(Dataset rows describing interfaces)
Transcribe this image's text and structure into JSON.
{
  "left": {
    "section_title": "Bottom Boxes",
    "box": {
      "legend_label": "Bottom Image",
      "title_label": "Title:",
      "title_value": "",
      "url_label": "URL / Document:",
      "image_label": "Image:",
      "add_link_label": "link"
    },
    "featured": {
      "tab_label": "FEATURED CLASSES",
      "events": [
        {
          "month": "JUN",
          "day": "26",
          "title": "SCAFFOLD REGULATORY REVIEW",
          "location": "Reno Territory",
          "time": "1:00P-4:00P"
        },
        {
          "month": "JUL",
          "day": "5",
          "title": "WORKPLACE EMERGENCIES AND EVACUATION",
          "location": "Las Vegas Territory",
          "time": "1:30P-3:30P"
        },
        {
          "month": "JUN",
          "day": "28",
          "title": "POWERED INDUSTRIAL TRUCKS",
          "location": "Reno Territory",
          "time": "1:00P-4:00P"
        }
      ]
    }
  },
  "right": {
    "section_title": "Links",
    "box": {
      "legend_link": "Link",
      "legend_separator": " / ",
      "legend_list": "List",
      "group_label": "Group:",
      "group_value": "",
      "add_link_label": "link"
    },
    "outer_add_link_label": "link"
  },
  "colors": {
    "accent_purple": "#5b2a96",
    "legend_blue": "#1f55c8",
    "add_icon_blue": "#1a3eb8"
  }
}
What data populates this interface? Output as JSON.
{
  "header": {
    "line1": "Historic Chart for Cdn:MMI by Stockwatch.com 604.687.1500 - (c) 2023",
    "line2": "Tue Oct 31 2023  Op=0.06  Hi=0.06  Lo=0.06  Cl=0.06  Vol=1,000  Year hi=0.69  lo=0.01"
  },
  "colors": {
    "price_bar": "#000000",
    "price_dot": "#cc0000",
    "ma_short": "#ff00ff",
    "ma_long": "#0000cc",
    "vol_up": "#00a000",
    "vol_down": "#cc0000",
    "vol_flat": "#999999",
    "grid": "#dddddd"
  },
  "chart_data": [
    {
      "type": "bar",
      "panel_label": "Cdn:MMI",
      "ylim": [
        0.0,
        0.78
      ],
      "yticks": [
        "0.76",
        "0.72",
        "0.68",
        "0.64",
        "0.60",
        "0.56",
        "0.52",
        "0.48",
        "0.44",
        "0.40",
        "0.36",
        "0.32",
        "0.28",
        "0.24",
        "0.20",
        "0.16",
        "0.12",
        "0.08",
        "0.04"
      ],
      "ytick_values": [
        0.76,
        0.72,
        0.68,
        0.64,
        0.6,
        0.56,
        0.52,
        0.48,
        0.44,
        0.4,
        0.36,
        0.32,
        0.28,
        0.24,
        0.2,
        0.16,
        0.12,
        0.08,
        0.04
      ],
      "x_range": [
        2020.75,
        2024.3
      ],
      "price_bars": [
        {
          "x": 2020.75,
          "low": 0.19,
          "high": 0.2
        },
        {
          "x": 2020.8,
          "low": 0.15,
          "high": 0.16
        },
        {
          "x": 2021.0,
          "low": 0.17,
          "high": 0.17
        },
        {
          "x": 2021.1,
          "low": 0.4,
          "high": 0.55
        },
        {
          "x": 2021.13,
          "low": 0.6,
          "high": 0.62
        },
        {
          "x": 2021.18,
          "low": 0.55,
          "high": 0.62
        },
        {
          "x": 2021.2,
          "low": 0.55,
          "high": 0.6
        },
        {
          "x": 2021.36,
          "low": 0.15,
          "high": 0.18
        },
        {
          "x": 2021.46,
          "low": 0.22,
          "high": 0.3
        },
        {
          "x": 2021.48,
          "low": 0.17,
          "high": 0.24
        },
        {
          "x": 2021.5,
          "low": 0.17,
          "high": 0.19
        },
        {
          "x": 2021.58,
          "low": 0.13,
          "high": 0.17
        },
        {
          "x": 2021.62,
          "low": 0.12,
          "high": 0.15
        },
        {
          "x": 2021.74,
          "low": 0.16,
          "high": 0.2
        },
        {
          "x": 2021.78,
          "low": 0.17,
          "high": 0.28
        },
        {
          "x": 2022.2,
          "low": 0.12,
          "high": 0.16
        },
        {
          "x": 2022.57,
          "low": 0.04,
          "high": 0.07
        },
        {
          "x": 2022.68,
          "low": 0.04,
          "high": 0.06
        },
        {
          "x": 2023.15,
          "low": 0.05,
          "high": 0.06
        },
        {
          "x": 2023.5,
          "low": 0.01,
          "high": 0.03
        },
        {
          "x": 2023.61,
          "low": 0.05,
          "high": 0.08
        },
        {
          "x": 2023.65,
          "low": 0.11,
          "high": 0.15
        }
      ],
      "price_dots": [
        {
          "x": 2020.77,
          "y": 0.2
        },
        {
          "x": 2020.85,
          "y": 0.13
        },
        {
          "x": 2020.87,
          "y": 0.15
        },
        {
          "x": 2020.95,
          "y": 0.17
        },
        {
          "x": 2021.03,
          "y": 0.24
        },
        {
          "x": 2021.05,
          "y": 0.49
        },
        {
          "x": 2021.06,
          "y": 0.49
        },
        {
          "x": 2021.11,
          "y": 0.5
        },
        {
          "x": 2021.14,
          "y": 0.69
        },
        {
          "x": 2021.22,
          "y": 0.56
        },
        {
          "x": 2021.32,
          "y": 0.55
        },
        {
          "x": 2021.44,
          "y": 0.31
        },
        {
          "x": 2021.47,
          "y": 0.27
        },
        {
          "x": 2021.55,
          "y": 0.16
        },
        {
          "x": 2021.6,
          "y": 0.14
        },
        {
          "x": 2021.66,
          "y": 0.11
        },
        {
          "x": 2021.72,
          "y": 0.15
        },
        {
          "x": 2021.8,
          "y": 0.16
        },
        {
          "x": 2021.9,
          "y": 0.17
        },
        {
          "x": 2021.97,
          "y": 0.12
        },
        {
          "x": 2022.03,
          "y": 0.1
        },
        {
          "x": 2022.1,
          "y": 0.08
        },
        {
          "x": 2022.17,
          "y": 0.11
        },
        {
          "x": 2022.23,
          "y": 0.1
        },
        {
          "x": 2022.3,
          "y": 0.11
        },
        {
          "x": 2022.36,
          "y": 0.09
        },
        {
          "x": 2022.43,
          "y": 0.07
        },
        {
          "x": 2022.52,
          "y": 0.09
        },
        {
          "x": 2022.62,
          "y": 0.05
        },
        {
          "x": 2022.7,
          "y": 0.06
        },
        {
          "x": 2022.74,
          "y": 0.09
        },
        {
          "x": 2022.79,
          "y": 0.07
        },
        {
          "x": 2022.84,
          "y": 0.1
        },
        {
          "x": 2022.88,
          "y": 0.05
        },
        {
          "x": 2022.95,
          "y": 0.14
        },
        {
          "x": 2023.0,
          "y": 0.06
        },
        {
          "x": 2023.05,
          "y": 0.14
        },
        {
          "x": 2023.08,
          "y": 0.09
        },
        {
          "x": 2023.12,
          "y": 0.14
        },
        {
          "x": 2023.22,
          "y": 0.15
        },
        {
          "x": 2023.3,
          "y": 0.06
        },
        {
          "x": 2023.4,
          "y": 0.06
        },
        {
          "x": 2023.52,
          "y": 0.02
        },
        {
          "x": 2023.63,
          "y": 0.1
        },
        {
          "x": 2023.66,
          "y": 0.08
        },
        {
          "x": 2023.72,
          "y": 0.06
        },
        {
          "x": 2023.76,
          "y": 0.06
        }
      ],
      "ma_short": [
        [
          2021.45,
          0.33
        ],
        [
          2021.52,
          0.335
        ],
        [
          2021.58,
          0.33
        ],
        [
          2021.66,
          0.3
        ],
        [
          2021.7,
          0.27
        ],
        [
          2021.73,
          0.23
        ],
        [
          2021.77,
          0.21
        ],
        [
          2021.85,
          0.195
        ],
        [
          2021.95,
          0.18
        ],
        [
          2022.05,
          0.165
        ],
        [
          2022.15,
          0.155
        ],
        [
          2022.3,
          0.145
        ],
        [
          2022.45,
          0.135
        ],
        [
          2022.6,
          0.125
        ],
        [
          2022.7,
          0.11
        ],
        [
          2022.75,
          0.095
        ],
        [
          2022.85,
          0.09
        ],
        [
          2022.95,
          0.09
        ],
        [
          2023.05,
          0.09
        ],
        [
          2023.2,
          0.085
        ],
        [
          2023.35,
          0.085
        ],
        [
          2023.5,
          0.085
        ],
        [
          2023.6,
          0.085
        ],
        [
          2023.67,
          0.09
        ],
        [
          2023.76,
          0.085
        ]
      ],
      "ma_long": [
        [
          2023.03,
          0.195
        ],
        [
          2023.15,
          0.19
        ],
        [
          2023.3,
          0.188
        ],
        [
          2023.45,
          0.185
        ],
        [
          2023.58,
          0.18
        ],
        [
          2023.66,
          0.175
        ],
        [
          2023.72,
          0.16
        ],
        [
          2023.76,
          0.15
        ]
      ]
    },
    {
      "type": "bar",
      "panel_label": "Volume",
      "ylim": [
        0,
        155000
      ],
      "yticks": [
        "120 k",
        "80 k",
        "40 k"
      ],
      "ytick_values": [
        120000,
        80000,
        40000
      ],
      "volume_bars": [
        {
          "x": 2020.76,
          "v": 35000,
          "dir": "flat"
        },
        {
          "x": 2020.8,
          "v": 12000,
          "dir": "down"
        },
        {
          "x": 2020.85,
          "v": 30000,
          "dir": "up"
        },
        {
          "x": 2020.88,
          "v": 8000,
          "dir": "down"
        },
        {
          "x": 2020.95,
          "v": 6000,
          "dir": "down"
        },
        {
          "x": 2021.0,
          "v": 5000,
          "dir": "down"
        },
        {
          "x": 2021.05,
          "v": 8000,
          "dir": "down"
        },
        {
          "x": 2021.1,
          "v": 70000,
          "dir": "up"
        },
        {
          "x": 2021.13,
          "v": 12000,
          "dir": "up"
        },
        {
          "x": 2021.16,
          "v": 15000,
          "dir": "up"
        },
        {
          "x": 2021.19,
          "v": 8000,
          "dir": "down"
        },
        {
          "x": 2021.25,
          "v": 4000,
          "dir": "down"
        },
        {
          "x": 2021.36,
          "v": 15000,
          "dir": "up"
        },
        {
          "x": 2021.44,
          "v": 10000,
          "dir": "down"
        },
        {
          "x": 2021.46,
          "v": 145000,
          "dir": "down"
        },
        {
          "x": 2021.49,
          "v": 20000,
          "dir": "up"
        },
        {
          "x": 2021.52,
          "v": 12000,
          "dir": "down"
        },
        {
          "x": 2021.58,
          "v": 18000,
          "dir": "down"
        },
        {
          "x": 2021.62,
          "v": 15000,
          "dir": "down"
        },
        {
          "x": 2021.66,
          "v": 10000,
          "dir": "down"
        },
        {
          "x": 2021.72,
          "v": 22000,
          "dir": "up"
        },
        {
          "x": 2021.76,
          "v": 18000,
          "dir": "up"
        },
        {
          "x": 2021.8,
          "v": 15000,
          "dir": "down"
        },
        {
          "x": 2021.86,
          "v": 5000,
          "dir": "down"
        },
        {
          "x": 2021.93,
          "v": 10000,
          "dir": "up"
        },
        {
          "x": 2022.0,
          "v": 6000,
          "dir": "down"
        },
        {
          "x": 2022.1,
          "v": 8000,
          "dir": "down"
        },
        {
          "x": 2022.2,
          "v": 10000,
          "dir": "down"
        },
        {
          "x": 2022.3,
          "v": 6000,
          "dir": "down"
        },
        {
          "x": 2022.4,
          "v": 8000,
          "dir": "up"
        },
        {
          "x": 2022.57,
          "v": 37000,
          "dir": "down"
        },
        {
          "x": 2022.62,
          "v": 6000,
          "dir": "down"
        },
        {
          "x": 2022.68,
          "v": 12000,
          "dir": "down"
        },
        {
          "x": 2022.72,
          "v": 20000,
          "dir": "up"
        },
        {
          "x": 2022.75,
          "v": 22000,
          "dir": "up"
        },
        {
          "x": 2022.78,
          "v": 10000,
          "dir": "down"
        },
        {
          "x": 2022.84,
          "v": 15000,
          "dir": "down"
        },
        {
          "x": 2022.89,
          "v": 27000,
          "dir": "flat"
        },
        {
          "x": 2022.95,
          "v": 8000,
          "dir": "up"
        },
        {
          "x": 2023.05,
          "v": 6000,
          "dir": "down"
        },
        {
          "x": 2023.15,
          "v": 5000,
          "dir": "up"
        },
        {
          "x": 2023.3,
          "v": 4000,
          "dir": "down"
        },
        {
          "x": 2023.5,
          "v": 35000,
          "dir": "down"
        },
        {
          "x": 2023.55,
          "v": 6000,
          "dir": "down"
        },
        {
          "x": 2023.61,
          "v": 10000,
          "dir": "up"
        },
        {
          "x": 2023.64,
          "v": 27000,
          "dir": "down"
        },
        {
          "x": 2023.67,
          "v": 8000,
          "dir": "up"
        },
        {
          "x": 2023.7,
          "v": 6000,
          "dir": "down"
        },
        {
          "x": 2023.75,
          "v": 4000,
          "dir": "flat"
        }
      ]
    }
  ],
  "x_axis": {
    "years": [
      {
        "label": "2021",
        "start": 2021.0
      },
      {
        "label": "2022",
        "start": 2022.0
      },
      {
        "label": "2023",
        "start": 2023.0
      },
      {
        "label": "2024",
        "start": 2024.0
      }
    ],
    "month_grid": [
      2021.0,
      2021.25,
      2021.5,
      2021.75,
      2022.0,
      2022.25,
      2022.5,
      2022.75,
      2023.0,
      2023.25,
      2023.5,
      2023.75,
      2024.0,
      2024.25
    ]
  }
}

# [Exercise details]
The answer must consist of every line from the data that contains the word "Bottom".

# [Response below]
    "section_title": "Bottom Boxes",
      "legend_label": "Bottom Image",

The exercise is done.